### [Problem requirements]
Say how many lines in the entries below have the word "JSON" in them, giving only the number.

Dataset items

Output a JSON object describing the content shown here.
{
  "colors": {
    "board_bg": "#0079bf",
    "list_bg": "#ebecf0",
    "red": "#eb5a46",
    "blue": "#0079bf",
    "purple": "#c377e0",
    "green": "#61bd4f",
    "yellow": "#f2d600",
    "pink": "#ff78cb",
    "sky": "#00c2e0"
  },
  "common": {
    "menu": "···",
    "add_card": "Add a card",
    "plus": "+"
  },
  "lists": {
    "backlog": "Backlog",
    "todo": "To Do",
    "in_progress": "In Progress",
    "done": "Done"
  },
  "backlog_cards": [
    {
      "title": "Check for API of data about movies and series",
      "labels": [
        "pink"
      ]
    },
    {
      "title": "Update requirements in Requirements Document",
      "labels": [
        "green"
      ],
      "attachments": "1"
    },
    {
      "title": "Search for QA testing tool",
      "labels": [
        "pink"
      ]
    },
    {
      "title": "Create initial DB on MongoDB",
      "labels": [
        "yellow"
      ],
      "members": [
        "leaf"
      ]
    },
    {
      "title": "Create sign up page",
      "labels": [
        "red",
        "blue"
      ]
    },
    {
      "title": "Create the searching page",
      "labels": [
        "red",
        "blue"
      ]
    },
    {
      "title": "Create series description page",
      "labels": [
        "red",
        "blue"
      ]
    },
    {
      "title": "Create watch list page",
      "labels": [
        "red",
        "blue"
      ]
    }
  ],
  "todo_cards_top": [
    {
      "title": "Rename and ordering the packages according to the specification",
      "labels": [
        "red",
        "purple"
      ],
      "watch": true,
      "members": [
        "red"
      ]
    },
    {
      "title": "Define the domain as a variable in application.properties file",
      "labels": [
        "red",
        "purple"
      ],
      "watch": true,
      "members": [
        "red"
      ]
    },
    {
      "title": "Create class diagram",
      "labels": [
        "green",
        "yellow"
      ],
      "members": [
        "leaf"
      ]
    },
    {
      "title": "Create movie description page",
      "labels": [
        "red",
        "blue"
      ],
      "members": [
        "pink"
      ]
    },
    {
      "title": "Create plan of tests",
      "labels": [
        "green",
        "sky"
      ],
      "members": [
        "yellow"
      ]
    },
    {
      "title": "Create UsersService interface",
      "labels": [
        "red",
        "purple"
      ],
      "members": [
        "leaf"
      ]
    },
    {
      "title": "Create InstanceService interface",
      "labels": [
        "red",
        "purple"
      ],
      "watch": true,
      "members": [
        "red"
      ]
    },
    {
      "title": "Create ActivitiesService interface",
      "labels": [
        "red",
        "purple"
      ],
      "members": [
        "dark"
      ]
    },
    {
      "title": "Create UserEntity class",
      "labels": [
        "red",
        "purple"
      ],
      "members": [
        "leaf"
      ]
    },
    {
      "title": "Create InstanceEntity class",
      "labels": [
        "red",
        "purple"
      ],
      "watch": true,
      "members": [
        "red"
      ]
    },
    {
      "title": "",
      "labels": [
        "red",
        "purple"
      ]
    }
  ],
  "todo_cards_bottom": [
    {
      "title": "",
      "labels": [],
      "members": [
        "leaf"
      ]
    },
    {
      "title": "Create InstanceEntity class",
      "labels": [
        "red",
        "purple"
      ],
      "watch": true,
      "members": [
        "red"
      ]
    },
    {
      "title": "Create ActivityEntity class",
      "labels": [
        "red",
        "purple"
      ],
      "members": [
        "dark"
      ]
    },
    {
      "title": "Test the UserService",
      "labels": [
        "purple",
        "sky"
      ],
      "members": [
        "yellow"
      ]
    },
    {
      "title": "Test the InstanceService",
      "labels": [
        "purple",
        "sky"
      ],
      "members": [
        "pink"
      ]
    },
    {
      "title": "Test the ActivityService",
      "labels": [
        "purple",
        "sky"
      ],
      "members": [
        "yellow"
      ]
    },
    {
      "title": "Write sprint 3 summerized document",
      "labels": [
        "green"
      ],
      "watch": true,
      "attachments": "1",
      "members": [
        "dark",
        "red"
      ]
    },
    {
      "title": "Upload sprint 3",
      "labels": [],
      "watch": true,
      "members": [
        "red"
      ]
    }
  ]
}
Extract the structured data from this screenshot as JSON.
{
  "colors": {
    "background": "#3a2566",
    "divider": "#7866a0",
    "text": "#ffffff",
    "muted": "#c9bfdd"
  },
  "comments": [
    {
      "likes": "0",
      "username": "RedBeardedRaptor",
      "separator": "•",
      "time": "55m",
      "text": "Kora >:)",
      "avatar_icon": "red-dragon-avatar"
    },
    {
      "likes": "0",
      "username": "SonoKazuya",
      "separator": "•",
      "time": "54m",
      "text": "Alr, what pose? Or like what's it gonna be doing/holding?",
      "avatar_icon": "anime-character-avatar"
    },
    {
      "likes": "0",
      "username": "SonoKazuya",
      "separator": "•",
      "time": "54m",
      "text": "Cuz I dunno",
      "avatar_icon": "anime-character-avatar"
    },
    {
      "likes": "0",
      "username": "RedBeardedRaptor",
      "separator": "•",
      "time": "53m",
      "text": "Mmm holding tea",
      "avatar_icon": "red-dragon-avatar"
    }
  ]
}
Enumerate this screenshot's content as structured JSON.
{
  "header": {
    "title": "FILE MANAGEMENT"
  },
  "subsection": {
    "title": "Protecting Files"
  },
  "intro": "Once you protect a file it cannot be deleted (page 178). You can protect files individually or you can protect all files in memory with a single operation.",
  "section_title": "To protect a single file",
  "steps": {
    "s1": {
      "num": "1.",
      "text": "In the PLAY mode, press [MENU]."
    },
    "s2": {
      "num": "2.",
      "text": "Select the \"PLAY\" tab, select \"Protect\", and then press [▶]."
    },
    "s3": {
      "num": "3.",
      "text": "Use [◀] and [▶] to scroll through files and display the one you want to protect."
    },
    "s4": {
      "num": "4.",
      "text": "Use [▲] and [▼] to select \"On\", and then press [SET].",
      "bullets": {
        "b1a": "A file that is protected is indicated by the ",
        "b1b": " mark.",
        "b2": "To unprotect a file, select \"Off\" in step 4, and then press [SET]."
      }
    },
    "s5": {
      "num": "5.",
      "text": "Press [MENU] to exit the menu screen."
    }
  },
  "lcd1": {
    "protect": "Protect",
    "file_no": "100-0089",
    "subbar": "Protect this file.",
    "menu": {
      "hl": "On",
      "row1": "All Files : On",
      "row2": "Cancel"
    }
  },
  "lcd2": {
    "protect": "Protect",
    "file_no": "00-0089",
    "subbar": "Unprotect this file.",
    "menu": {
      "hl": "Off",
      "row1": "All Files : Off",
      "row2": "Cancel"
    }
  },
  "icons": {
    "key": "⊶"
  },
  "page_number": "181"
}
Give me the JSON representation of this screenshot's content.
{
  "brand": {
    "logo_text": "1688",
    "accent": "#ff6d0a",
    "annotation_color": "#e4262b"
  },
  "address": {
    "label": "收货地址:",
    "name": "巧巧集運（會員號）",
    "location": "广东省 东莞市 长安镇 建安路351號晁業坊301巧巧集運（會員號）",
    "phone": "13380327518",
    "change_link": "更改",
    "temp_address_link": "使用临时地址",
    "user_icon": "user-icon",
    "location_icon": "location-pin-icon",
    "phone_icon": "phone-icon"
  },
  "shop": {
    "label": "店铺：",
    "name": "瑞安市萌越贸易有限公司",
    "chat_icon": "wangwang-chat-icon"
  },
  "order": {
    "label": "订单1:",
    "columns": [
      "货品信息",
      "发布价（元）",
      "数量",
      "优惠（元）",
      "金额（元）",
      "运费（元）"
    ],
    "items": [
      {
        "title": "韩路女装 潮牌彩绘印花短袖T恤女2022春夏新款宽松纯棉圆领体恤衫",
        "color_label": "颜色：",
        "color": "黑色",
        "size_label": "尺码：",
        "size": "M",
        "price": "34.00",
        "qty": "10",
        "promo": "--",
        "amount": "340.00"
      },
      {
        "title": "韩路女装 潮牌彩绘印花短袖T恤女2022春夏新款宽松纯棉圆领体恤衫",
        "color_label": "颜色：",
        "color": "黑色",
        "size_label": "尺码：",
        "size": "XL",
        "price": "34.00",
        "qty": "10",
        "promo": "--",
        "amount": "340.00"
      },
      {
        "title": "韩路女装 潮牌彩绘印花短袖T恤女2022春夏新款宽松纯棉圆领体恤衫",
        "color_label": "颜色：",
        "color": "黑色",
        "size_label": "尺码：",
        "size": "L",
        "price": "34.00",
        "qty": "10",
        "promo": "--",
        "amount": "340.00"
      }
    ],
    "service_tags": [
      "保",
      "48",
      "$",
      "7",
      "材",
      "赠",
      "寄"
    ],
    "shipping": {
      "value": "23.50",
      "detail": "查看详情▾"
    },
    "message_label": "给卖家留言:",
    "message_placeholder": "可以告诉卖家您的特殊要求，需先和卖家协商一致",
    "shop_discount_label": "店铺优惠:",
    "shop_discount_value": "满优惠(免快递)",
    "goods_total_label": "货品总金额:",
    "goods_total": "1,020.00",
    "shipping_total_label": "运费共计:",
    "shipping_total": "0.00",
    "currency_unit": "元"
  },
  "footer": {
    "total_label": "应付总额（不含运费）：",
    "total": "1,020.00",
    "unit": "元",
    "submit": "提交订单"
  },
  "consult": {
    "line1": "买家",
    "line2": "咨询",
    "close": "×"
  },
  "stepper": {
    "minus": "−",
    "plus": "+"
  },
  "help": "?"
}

### [Exercise response]
4